If we want the application to be IE-compatible, we need to add a polyfill, which is code that adds the missing functionality to older browsers.

Polyfills can be added with the help of webpack and Babel or by installing one of many existing polyfill libraries.

The polyfill provided by the promise-polyfill library is easy to use. We simply have to add the following to our existing application code:

import PromisePolyfill from 'promise-polyfill'

if (!window.Promise) {
  window.Promise = PromisePolyfill
}

If the global Promise object does not exist, meaning that the browser does not support Promises, the polyfilled Promise is stored in the global variable. If the polyfilled Promise is implemented well enough, the rest of the code should work without issues.

One exhaustive list of existing polyfills can be found here.

The browser compatibility of different APIs can be checked by visiting https://caniuse.com or Mozilla's website.

Eject

The create-react-app tool uses webpack behind the scenes. If the default configuration is not enough, it is possible to eject the project which will get rid of all of the black magic, and the default configuration files will be stored in the config directory and in a modified package.json file.

If you eject an application created with create-react-app, there is no return and all of the configuration will have to be maintained manually. The default configuration is not trivial, and instead of ejecting from a create-react-app application, a better alternative may be to write your own webpack configuration from the get-go.

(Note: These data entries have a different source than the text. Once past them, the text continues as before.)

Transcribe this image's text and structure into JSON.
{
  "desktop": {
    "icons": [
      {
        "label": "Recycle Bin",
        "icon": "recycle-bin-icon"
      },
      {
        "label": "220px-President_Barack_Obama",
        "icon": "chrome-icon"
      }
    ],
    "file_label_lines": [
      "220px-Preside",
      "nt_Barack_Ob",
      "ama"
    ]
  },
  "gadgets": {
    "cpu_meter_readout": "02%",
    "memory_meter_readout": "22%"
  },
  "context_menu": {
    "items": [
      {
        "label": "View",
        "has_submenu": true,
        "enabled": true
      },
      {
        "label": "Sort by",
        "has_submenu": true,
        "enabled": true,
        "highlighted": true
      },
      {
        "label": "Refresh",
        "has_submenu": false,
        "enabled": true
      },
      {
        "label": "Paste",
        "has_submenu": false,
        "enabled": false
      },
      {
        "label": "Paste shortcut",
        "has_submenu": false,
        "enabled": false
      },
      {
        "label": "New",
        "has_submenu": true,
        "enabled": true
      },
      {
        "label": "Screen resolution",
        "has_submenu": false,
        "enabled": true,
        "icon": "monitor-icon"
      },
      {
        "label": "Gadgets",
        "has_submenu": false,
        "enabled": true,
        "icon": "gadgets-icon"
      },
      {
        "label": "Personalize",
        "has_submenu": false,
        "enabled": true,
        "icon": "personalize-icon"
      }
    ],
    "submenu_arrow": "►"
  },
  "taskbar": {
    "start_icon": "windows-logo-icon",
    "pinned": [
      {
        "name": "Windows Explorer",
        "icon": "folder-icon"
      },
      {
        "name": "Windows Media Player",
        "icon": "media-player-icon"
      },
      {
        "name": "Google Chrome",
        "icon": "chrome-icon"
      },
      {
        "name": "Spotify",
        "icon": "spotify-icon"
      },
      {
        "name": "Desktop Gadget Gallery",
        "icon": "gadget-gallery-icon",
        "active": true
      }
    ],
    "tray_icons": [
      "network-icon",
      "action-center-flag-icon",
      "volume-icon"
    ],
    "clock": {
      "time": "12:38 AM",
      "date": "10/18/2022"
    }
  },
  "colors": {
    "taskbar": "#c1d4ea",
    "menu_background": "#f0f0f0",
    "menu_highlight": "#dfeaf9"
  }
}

Going through and reading the configuration files of an ejected application is still recommended and extremely educational.